Who Is Your Employer If You Are an Independent Contractor

The RSA also requires employers to keep employment records. However, your income as an employee may be subject to FICA (Social Security Tax and Medicare) and income tax withholding. « If you still can`t tell if a worker is an employee or an independent contractor, » says Talibah Bayles, founder and CEO of TMB Tax and Financial Services, « the IRS has a form that business owners can use to let the IRS understand. This is Form SS-8, Determination of Worker Status for Federal Labour Tax and Income Tax Purposes. Are you hiring someone to carry out the small project you`ve had to do for ages? If they work as an independent contractor rather than an employee, be sure to protect your business with an independent contractor contract. An independent contractor within the meaning of Law.com is a natural person or company that provides services to another natural or legal person with a contractual agreement between the parties. With all the conditions – such as tasks, payment, quantity, and type of work – contracts govern what work is more than how the work is done. An independent contractor is different from an employee who regularly works for a single employer. 17.

If I want to work as an independent contractor, what do I need to do to prevent the company paying me from getting into legal trouble? « Most people think that the only difference between an independent contractor and an employee is how they are paid. In particular, independent contractor compensation is not subject to withholding taxes, such as: federal income taxes and FCIA taxes, » said attorney Michael C. Harman. « In addition to compensation, independent contractors have more autonomy in the work they do. » There`s more than one test for determining whether an independent contractor is actually an employee, and doing it wrong can cost you more than retroactive payments – it can cost you your freedom. Out-of-pocket expenses: Independent contractors are more likely to have out-of-pocket expenses than employees. Of particular importance are the fixed operating costs, which are incurred, regardless of whether work is in progress or not. However, employees may also incur unreimbursed expenses related to the services they provide to their business. If you have a reasonable basis not to treat an employee as an employee, you may be exempt from paying payroll taxes on that worker. To receive this relief, you must submit all required federal information on a basis consistent with your salary as an employee. You (or your predecessor) must not have treated an employee who held a substantially similar position during periods beginning after 1977.

See 1976, Section 530 Employment Tax Relief Requirements (PDF) for more information. To convey this message in a simple way, this diagram from ComplyRight shows the striking differences between the classifications of independent contractor and employees. It is important for business owners to properly determine whether the individuals providing services are employees or independent contractors. The sustainability of the employee`s relationship with the employer. More lasting relationships create an employee-employer relationship. Temporary services are more likely to establish a contractual relationship. Training: The employer can organize courses, meetings or closely supervise employees in the workplace. Independent contractors can do the job as they please. Classifying workers as employees or independent contractors is a tricky business. After all, the rules change as often as the administrations in Washington, D.C.

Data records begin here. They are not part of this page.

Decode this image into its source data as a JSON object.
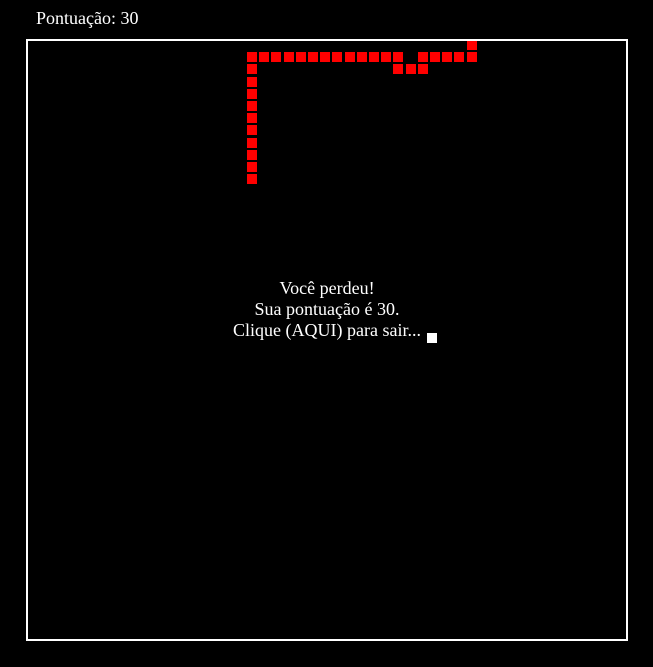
{
  "hud": {
    "score_label": "Pontuação: 30"
  },
  "game_over": {
    "title": "Você perdeu!",
    "score_message": "Sua pontuação é 30.",
    "exit_prompt": "Clique (AQUI) para sair..."
  },
  "colors": {
    "background": "#000000",
    "border": "#ffffff",
    "snake": "#ff0000",
    "food": "#ffffff",
    "text": "#ffffff"
  },
  "snake": {
    "cell_size": 12.2,
    "segments": [
      [
        18,
        0
      ],
      [
        18,
        1
      ],
      [
        17,
        1
      ],
      [
        16,
        1
      ],
      [
        15,
        1
      ],
      [
        14,
        1
      ],
      [
        14,
        2
      ],
      [
        13,
        2
      ],
      [
        12,
        2
      ],
      [
        12,
        1
      ],
      [
        11,
        1
      ],
      [
        10,
        1
      ],
      [
        9,
        1
      ],
      [
        8,
        1
      ],
      [
        7,
        1
      ],
      [
        6,
        1
      ],
      [
        5,
        1
      ],
      [
        4,
        1
      ],
      [
        3,
        1
      ],
      [
        2,
        1
      ],
      [
        1,
        1
      ],
      [
        0,
        1
      ],
      [
        0,
        2
      ],
      [
        0,
        3
      ],
      [
        0,
        4
      ],
      [
        0,
        5
      ],
      [
        0,
        6
      ],
      [
        0,
        7
      ],
      [
        0,
        8
      ],
      [
        0,
        9
      ],
      [
        0,
        10
      ],
      [
        0,
        11
      ]
    ]
  }
}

To avoid this error, the IRS has developed the IRS 20 factor test – Independent contractor or employee? This 20-point test allows you to examine your needs and why you want an independent contractor to determine whether you should hire an independent contractor or an employee. This test is widely used to determine when and how the IRS tracks employers in the United States to misclassify workers. *Please note that this copyright section only applies to works created by independent contractors. If you are an employee, the rights to all works you have created in the course of your employment relationship automatically belong to your employer. The law in this area is evolving very rapidly with the increase in on-demand employment and application-based services. If you work for one of these companies and are wondering if you are being paid correctly, please contact a lawyer in your area to determine the current state of the law that applies to you. For more information on how to determine if you are an independent contractor or an employee, see the section on independent contractors or employees. As an independent contractor, the terms and conditions of the work you perform are set out in a contract between you and the employer. Even if you are not considered an « employee » under federal labour law, you can still join a union. However, you should keep in mind that an independent contractor unit is not subject to the same privileges and protections as a regular union bargaining unit.

For example, an employer does not have the same obligation to negotiate an independent contractor`s contract terms with a union as it does to negotiate matters affecting its regular employees. In addition, an independent contractor who went on strike would not be protected from employer retaliation under the National Labour Relations Act. Hiring independent contractors is popular because it reduces the number of employees and thus reduces overall costs. Here`s what your independent contractor application should include. To file a complaint about unpaid wages under the FLSA, you can either contact the DOL`s payroll department, which can file a complaint on your behalf, or take your own legal action (which may require you to hire a lawyer). 3. Can employers simply decide that I am an independent contractor so they don`t have to pay my taxes, salary and benefits? Your state`s law may have different methods of recovering unpaid wages and different remedies for those who manage to prove a violation.